NAGT > Publications > In the Trenches > Issues > In the Trenches - July 2017 > ONLINE EXTRA: Don't Be Afraid of the Dark

ONLINE EXTRA: Don't Be Afraid of the Dark

ANGELA SPECK, director of astronomy, University of Missouri, Columbia, Missouri

On August 21 there will be a total solar eclipse visible from a vast swath of the USA. Approximately 12 million people live within the path of totality (from which the TOTAL eclipse can be seen); the entire nation gets a significant partial eclipse that day. The last time the US had a total solar eclipse was in 1991, but that was only visible from Hawaii. The last time a total solar eclipse was visible from the continental US was 1979, and then only in the northwestern-most states. This will be the first total solar eclipse to cross the entire continent since 1918 and the first to be visible from ONLY the US since before the US became a country.

The upcoming total solar eclipse provides great opportunities for engaging kids in all aspects for science, from solar physics to atmospheric science to how life responds to darkness. However, there is still much misinformation floating around about what we can see and otherwise experience, when it is safe to look and even whether it is safe to be outdoors. Here, I explore the myths about safety and danger during a total eclipse of the Sun.

Ancient cultures have many stories about the causes and dangers of eclipses. There are also modern myths; some even make it into textbooks. For instance, there is a myth about it being dangerous to view the Sun's corona (outer atmosphere), which is only visible during totality (the total phase of the eclipse, when the main bright disk of the Sun is completely blocked.). Adults from Washington State, now in their forties and fifties, even tell stories of how they were denied the opportunity to watch the total solar eclipse in 1979. Some kids hid under desks in classrooms with blackout curtains drawn, as if any sunlight on them would be damaging. This was perhaps due to the myth that the Moon can somehow focus the light of the Sun during an eclipse, making the light even more intense than usual. Fear kept people indoors and they watched the event on TV.

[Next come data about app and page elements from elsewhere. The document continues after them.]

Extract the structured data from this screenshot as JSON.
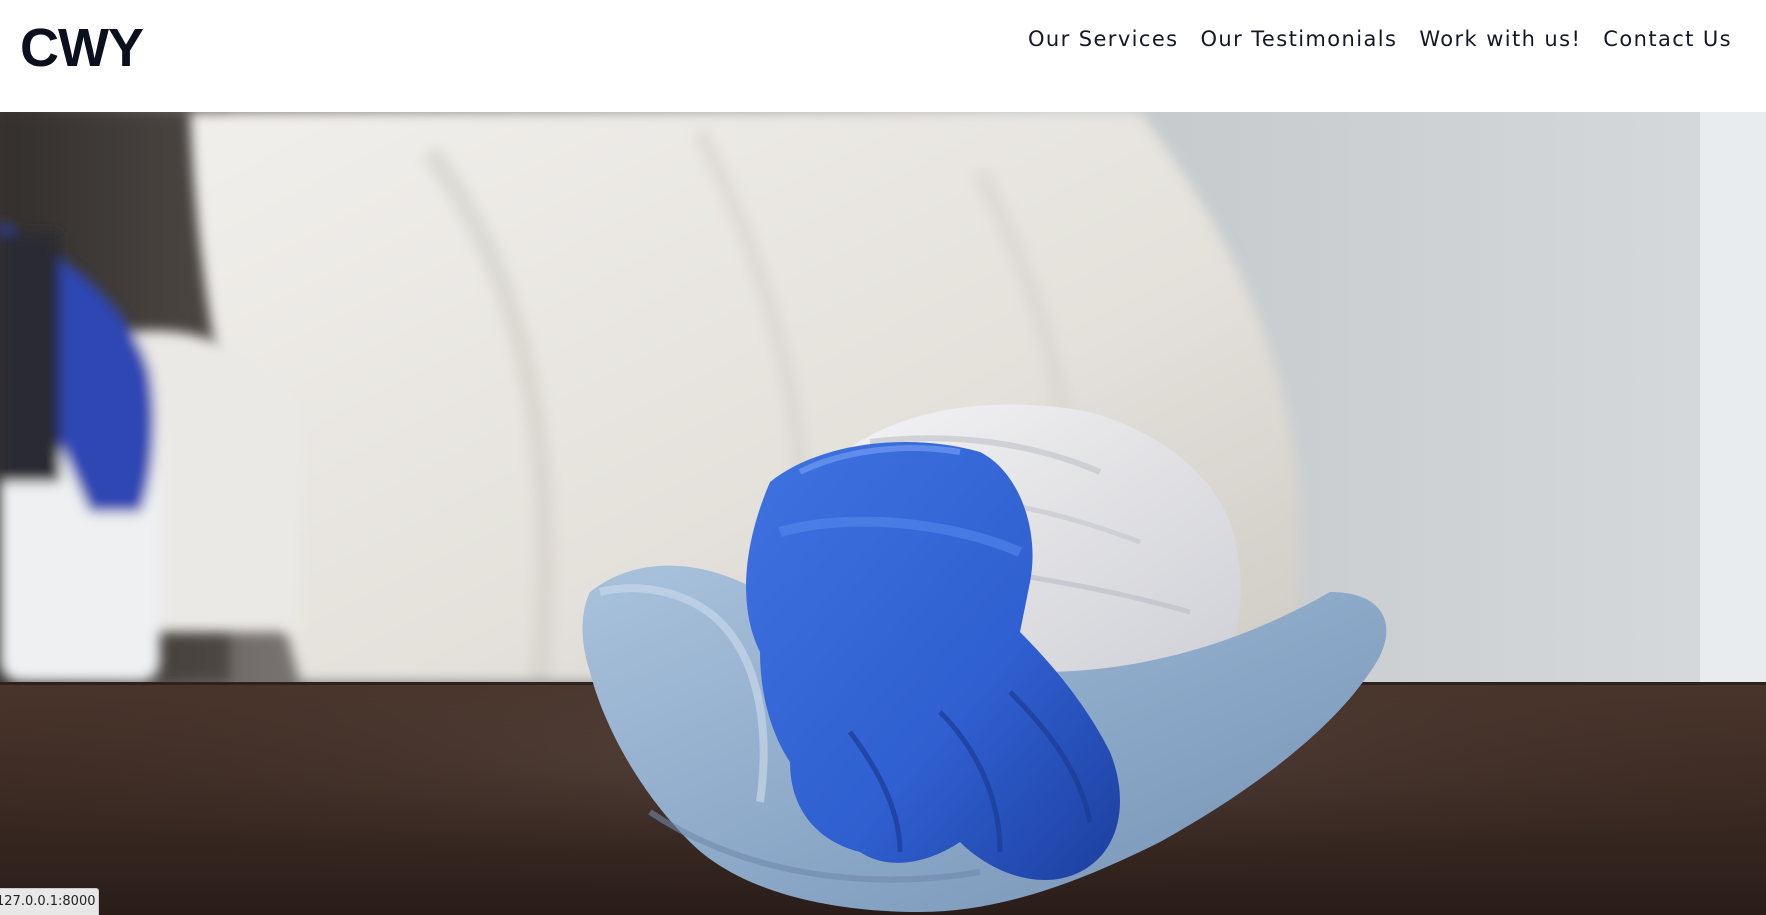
{
  "header": {
    "logo": "CWY"
  },
  "nav": {
    "items": [
      {
        "label": "Our Services"
      },
      {
        "label": "Our Testimonials"
      },
      {
        "label": "Work with us!"
      },
      {
        "label": "Contact Us"
      }
    ]
  },
  "hero": {
    "image_subject": "gloved-hand-wiping-table-photo"
  },
  "status": {
    "url": "127.0.0.1:8000"
  },
  "colors": {
    "brand_text": "#0b0f1e",
    "nav_text": "#151726",
    "glove_blue": "#2f5fd0"
  }
}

In truth, a solar eclipse day is not more dangerous than a normal day. The focusing of sunlight is said to be caused by the Moon's atmosphere; however, the Moon does not have an atmosphere; the Moon simply blocks the sunlight. No focusing occurs.

During a solar eclipse, the Moon is lined up in front of the Sun, blocking our view of the Sun and stopping its light from reaching a small area of the Earth's surface. The moon is no closer to Earth and no closer to the Sun than on any other day (within the normal range of variation). The Moon and the Sun are in the same direction, but just as one can block out a distant bonfire using one's thumb, there is no dangerous relationship between the Moon and the Sun at the moment of eclipse.

Temporarily blocking sunlight from reaching a fraction of the Earth's surface does have some interesting effects: it goes dark, we see stars during the day, it gets colder, air currents are generated, animals and plants react to the reduction in light, and solar power plants have reduced power generation. However, the action of the Moon blocking sunlight is not intrinsically dangerous.

Unfortunately, there are some real dangers associated with viewing an eclipse. On any normal day we know we should not stare at the Sun; we know that the Sun's light is strong enough to do damage. This is true every day. Most days, we have no incentive to stare at the Sun, but during eclipses, we actually want to look. It is not that staring at the Sun is more dangerous during an eclipse – it is just as dangerous as any other day – but, since we want to look at the Sun in an eclipse, we need to have safe methods for watching.

The only time it is completely safe to stare at Sun is during totality, to view the Sun's corona. At this time, the light emitted is only about as bright as a full moon and will not damage your eyes. Myths about the safety of viewing the corona may have originated from the fact that we cannot see the corona outside of a solar eclipse. This led to the belief that the corona is created by the eclipse, and something to be feared. However, the corona is always present, and the reason we can't usually see it is because it is very faint compared to the main bright disk of the Sun and so remains hidden except during a total solar eclipse. Although the corona is very hot (~2 million Fahrenheit!) and emits X-rays and ultraviolet light, the corona is not dangerous to life on Earth because our atmosphere protects us.

On the day of the Great American Eclipse, keep in mind that although the Sun's rays are no more intense than on any other day, the only time to safely watch the event without any special equipment is during totality.

During the partial eclipse phase, as the Moon transits across the face of the Sun and part of the main bright disk is still visible, the Sun is too bright to view without protection, just like on any other day.

So go and watch the eclipse. View it safely. And don't be afraid of the dark.

Advertisement